Sixty-five years ago Eddie and Irene Pacheco left Rhode Island in pursuit of a dream. They wanted to own a grocery store. They chose to locate the store in Oak Bluffs because they believed it to be a special place. East Choppers have greatly benefited from the fulfillment of that dream.

The original Reliable Market was located a block away from its current site in the building that houses Basics, next to the Edgartown National Bank. Eddie purchased three adjacent stores in 1960 which, when combined, provide Reliable Market with its present location ­— and the fact that everything slopes downhill. The floor is not level.

Irene and Eddie ran the store together until Eddie’s death in 1965. At that time, son Bobby stepped in to fill his father’s shoes. Bobby had just finished high school, and although he had planned to attend college, he settled for an advanced degree in grocery store management under the expert tutelage of his mother, Irene.

For 65 years Reliable Market has been a family-owned business. Bobby’s wife, Donna, is the business manager. Their two children, Eddie and Jennifer, also work in the store. The idea of family extends to their employees. “We don’t lay people off in the winter,” Bobby responded with pride to one of my questions. “We reduce hours. Most of our employees have been with us for years.

“It’s a good, steady business. People have to eat, even when times are bad. In the last three years we have sold less premium ice cream and soda. People buy down, more Shurfine [the generic brand] than specialty items, but they are here buying.

“The business grows on you. I love the fact that my decisions are not dictated from some far-off corporate headquarters. When I want to try something different, I just do it.”

This freedom comes at what some might consider an expensive price. Bobby works six and a half days a week. His day begins at six-thirty in the morning, and he often doesn’t leave the store until eight-thirty at night. He can’t remember when he had his last vacation.

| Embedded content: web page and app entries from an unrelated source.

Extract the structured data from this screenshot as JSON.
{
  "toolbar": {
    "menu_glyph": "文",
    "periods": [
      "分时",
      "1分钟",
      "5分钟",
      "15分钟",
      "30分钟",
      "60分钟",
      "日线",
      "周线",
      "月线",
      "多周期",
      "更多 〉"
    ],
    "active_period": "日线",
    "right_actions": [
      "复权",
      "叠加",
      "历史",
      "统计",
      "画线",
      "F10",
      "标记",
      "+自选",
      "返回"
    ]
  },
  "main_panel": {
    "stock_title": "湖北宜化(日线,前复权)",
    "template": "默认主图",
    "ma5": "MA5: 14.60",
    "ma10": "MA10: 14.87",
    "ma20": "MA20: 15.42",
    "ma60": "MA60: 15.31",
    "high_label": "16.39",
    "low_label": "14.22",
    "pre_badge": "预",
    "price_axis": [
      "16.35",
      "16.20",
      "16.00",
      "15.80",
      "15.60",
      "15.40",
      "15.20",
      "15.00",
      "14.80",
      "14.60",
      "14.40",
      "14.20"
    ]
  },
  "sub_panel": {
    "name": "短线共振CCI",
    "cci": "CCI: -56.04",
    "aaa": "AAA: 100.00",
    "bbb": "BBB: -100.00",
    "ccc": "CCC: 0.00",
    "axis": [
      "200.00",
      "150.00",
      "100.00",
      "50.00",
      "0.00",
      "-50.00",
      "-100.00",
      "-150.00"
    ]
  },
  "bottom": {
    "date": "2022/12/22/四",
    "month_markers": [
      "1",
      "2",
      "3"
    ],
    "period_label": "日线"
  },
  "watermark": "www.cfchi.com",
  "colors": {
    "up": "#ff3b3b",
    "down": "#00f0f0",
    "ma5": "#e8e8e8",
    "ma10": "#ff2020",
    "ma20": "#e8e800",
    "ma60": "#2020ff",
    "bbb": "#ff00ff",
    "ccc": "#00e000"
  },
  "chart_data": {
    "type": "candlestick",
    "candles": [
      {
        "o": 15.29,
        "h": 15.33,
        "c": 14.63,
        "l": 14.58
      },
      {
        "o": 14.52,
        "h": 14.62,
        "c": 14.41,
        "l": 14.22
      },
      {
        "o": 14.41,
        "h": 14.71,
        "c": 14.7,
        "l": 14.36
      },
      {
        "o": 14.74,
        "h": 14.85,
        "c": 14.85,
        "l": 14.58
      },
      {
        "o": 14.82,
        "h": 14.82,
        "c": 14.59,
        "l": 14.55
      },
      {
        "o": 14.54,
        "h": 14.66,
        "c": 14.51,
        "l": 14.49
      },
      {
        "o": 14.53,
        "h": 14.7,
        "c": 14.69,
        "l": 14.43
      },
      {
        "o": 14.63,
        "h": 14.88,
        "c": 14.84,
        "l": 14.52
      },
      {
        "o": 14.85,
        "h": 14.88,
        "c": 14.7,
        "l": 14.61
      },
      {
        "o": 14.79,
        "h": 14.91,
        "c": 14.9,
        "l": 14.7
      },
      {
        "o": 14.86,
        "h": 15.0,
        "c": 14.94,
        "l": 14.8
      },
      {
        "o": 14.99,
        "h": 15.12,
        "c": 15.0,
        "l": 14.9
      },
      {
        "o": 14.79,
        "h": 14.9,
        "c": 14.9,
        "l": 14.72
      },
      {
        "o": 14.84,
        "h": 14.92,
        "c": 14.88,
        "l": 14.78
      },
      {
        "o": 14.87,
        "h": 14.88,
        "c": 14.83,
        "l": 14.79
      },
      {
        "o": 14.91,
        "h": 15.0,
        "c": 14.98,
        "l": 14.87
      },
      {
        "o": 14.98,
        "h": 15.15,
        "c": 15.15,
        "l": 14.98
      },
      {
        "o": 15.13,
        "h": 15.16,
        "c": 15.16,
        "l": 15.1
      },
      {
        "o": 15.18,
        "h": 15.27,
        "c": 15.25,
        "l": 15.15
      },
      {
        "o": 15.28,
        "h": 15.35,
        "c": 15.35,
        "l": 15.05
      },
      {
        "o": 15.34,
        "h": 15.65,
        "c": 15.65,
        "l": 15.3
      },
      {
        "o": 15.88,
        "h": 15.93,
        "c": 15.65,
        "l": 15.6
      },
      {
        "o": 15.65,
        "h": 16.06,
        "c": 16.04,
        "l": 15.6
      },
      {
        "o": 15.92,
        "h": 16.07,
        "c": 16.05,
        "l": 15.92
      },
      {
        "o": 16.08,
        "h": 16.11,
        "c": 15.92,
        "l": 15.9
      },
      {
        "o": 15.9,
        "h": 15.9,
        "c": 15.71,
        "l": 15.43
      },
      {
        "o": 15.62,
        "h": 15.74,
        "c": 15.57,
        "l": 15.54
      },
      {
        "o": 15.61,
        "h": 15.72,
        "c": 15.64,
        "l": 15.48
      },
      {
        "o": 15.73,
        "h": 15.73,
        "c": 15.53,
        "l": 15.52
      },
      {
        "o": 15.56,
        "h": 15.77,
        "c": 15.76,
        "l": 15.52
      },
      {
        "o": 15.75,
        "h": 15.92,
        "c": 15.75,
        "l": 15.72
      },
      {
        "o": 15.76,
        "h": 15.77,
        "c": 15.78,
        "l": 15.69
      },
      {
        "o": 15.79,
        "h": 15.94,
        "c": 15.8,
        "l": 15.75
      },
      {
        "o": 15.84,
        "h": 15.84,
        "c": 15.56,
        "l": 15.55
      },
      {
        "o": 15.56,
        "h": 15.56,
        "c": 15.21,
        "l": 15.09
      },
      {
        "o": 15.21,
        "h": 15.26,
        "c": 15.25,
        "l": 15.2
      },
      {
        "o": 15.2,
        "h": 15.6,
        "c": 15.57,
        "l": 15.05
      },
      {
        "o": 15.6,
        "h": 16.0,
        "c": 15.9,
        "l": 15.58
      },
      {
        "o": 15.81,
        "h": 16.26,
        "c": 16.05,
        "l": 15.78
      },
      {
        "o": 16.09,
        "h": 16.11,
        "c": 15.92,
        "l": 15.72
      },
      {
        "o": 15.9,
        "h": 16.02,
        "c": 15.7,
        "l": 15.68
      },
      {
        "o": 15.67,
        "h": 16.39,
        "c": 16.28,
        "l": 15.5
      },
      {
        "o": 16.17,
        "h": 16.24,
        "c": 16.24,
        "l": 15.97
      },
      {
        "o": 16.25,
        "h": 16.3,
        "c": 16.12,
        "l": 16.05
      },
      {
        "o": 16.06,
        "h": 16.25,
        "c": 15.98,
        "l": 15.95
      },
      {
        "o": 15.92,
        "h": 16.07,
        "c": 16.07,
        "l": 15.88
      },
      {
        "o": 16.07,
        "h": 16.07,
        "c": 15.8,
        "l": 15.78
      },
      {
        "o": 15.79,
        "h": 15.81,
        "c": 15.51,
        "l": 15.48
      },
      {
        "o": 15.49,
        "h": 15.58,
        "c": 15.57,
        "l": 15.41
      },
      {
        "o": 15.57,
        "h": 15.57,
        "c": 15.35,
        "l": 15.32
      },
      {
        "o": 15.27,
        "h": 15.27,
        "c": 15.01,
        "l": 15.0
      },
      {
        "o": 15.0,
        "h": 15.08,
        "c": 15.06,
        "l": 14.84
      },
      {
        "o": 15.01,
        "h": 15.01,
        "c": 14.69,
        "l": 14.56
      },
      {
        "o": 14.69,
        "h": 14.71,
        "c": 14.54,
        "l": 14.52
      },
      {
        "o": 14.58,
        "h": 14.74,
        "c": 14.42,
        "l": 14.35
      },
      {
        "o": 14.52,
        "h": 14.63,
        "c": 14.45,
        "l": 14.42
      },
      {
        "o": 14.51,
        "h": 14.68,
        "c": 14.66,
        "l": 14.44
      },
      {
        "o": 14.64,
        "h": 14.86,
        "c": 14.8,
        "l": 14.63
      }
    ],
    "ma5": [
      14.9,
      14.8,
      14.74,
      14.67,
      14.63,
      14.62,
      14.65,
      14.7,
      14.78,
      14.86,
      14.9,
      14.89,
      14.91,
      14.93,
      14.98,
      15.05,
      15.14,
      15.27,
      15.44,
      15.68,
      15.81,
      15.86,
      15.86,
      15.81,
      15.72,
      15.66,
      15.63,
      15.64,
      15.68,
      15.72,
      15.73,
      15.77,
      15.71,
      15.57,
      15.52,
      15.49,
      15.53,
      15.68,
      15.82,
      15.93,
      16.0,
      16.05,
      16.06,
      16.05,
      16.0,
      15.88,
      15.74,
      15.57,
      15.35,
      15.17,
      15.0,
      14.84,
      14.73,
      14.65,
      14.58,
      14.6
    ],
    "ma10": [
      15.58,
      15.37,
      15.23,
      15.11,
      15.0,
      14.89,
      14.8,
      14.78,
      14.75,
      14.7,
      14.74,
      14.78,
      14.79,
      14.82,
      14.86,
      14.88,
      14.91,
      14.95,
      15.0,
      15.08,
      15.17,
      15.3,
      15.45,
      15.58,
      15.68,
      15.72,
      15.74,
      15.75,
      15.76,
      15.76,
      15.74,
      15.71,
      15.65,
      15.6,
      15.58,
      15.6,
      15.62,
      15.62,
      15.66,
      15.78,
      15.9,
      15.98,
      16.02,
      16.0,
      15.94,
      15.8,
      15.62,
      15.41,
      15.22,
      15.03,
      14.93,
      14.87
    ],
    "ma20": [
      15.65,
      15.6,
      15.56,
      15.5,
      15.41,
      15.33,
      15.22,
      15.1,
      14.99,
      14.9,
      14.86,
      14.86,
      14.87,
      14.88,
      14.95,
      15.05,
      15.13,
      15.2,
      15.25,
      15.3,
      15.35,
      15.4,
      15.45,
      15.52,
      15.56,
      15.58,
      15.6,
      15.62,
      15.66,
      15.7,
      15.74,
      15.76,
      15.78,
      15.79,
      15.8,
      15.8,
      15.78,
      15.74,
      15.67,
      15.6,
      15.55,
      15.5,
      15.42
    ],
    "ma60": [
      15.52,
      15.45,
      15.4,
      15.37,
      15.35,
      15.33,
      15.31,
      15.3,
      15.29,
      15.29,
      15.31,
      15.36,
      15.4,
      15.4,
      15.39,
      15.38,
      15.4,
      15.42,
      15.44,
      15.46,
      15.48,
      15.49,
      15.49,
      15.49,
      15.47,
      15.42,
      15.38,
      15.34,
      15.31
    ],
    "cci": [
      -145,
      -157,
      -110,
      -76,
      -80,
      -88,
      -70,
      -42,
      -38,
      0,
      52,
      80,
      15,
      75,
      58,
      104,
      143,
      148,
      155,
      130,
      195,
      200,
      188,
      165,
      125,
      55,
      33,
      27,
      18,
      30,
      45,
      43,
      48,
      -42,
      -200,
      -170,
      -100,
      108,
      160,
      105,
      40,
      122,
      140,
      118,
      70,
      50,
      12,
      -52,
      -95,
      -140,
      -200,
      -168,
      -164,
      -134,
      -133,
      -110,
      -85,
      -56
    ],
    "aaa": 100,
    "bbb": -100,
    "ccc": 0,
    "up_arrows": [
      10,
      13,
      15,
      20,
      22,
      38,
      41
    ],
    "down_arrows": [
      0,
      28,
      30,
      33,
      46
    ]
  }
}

“Why do I need to leave the Vineyard? All of my friends come here.” Reliable Market is his social life, too, as I learned first-hand throughout the interview. Bobby never missed an opportunity to greet a friend.

There were lots of Bobby’s good hamburgers, chicken wings, steak and ribs on the barbecues at the Beach Club for the July 4th celebration. It’s the best party of the year. One old friend I ran into was Bill Haefeli. Bill and his sister Barbara Haefeli have joint ownership of the family home on Winemack avenue.

Bill is a regular cartoonist for The New Yorker magazine. He loves working for The New Yorker because he has creative control over his work. “They do not edit or fiddle with what I send them,” he said.

“Creating a cartoon is a form of self-expression. Cartoonists see the world a little differently.”

“Do you choose a certain topic, and then try to say something funny about it?” I asked.

“Not me. Maybe some do. I can’t be funny on demand about a specific subject. I go through life and see what comes. My research involves random encounters with real life. The idea for a cartoon just pops into my head.”

Funny things must continually pop into his head. I always see him with a pleasant smile on his face.

There’s a well-known maxim in the newspaper business that controversy sells. With this in mind, there’s no need to report on what happened at the July meetings of the Beach and Tennis Clubs. The affairs of both clubs are in excellent shape, thanks to dedicated boards, capable managers and many volunteers who fill in important gaps. The health of our clubs speaks to the strength of our community.